in simultaneous acquisition at a 270 meter distance.
ICEIS 2020 - 22nd International Conference on Enterprise Information Systems
Figure 5: Timeline view of the devices’ errors for Test 3 – 20
devices in simultaneous acquisition at a 450 meter distance.
Figure 6: Number of errors per device for Test 3 20 devices
in simultaneous acquisition at a 270 meter distance.
Figure 7: Timeline view of the devices’ errors for Test 3 – 20
devices in simultaneous acquisition at a 450 meter distance.
Figure 8: Number of errors per device for Test 3 20 devices
in simultaneous acquisition at a 630 meter distance.
Figure 9: Timeline view of the devices’ errors for Test 3 – 20
devices in simultaneous acquisition at a 630 meter distance.
Figure 10: Number of errors per device for Test 3 20
devices in simultaneous acquisition at a 900 meter distance.
Figure 11: Timeline view of the devices’ errors for Test
3 20 devices in simultaneous acquisition at a 900 meter

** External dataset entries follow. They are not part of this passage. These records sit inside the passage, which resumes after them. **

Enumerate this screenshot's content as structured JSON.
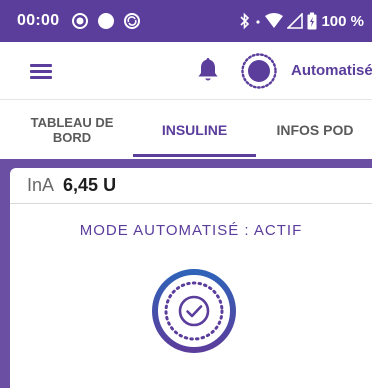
{
  "status_bar": {
    "time": "00:00",
    "battery": "100 %",
    "icons": [
      "record-icon",
      "circle-icon",
      "sync-icon",
      "bluetooth-icon",
      "wifi-icon",
      "signal-icon",
      "battery-icon"
    ]
  },
  "app_bar": {
    "mode_label": "Automatisé",
    "icons": [
      "menu-icon",
      "bell-icon",
      "automated-mode-icon"
    ]
  },
  "tabs": [
    {
      "label": "TABLEAU DE BORD",
      "active": false
    },
    {
      "label": "INSULINE",
      "active": true
    },
    {
      "label": "INFOS POD",
      "active": false
    }
  ],
  "insulin": {
    "ina_label": "InA",
    "ina_value": "6,45 U",
    "mode_status": "MODE AUTOMATISÉ : ACTIF"
  },
  "colors": {
    "brand": "#5b3d9c",
    "content_background": "#6a4fa3"
  }
}
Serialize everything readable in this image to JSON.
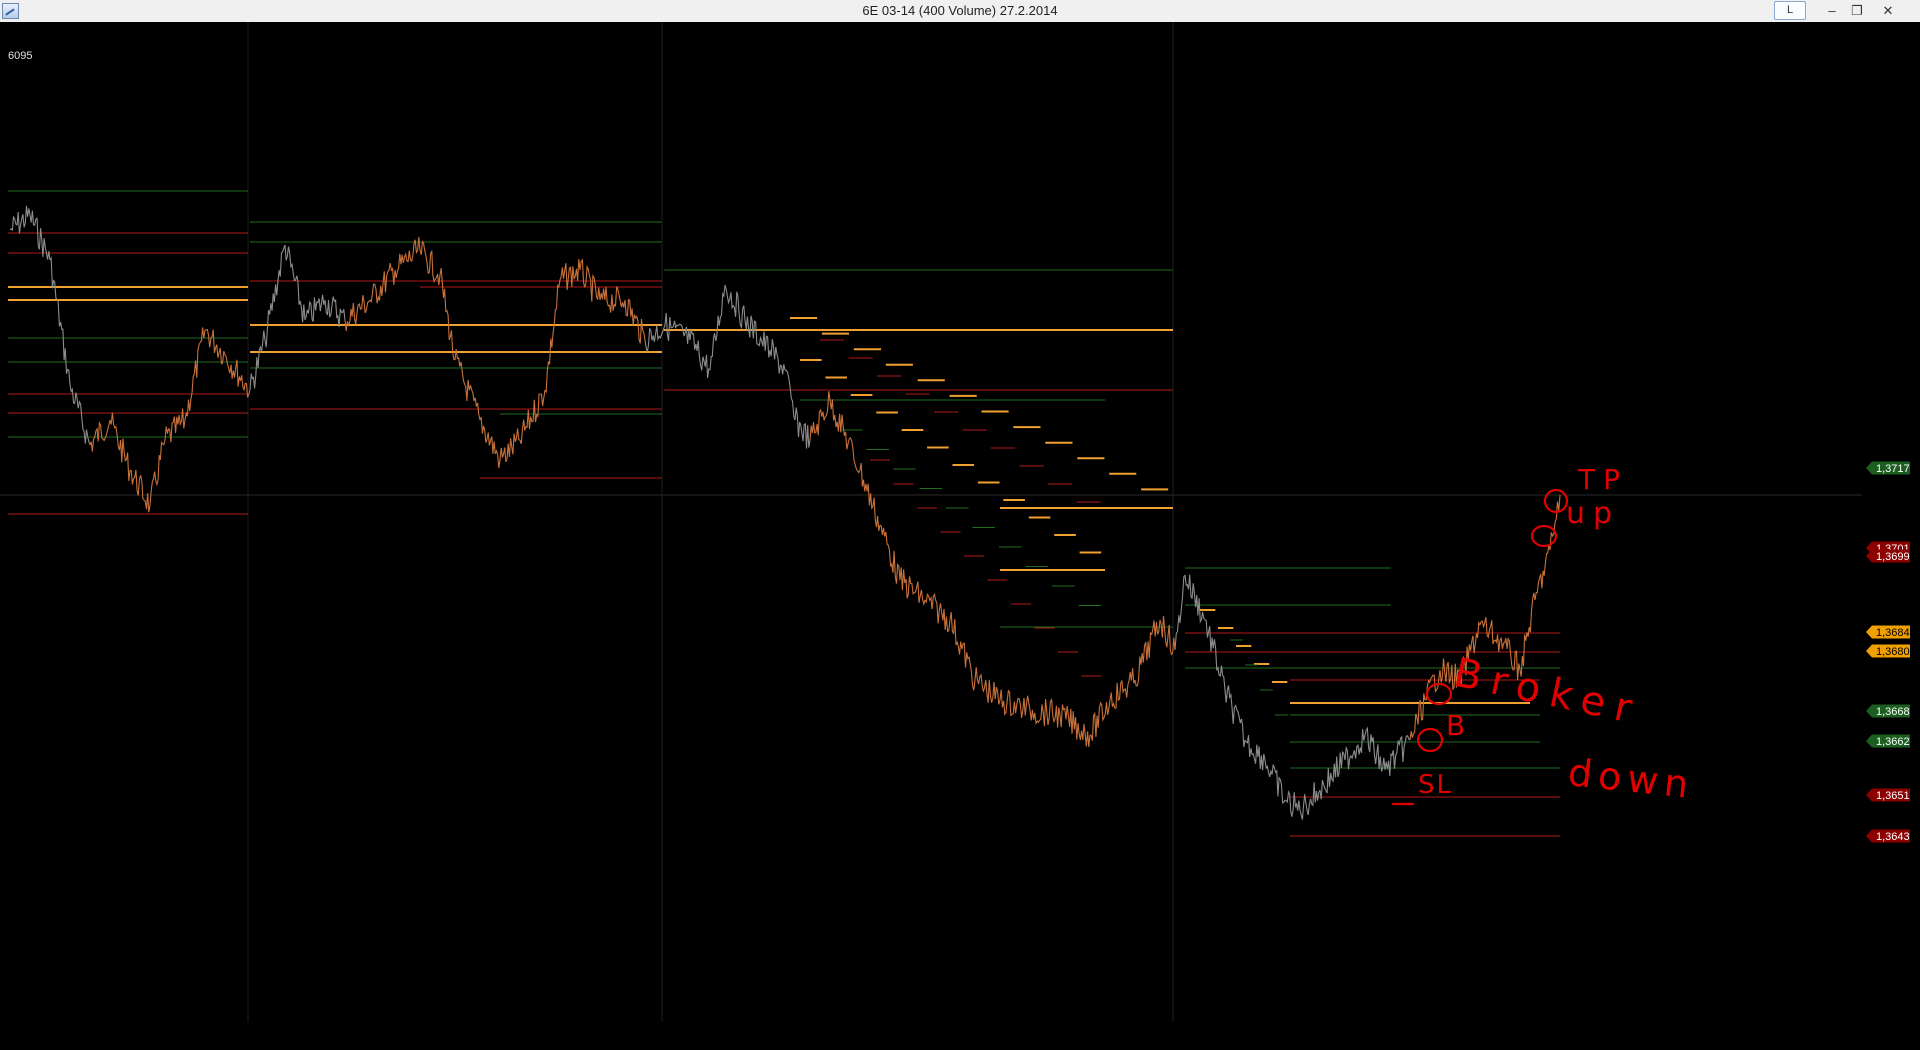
{
  "window": {
    "title": "6E 03-14 (400 Volume)  27.2.2014",
    "layout_label": "L",
    "minimize_glyph": "–",
    "restore_glyph": "❐",
    "close_glyph": "✕"
  },
  "colors": {
    "background": "#000000",
    "price_gray": "#8c8c8c",
    "price_orange": "#c8713a",
    "resistance": "#b01818",
    "support": "#1e6e1e",
    "pivot": "#f0a030",
    "annotation": "#e00000"
  },
  "chart_data": {
    "type": "line",
    "top_label": "6095",
    "y_axis": {
      "labels": [
        {
          "value": "1,3717",
          "kind": "support"
        },
        {
          "value": "1,3701",
          "kind": "resistance"
        },
        {
          "value": "1,3699",
          "kind": "resistance"
        },
        {
          "value": "1,3684",
          "kind": "pivot"
        },
        {
          "value": "1,3680",
          "kind": "pivot"
        },
        {
          "value": "1,3668",
          "kind": "support"
        },
        {
          "value": "1,3662",
          "kind": "support"
        },
        {
          "value": "1,3651",
          "kind": "resistance"
        },
        {
          "value": "1,3643",
          "kind": "resistance"
        }
      ]
    },
    "annotations": [
      "TP",
      "up",
      "Broker",
      "B",
      "down",
      "SL"
    ],
    "grid": "session separators"
  }
}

A Wearable System for Electrodermal Activity Data Acquisition in Collective Experience Assessment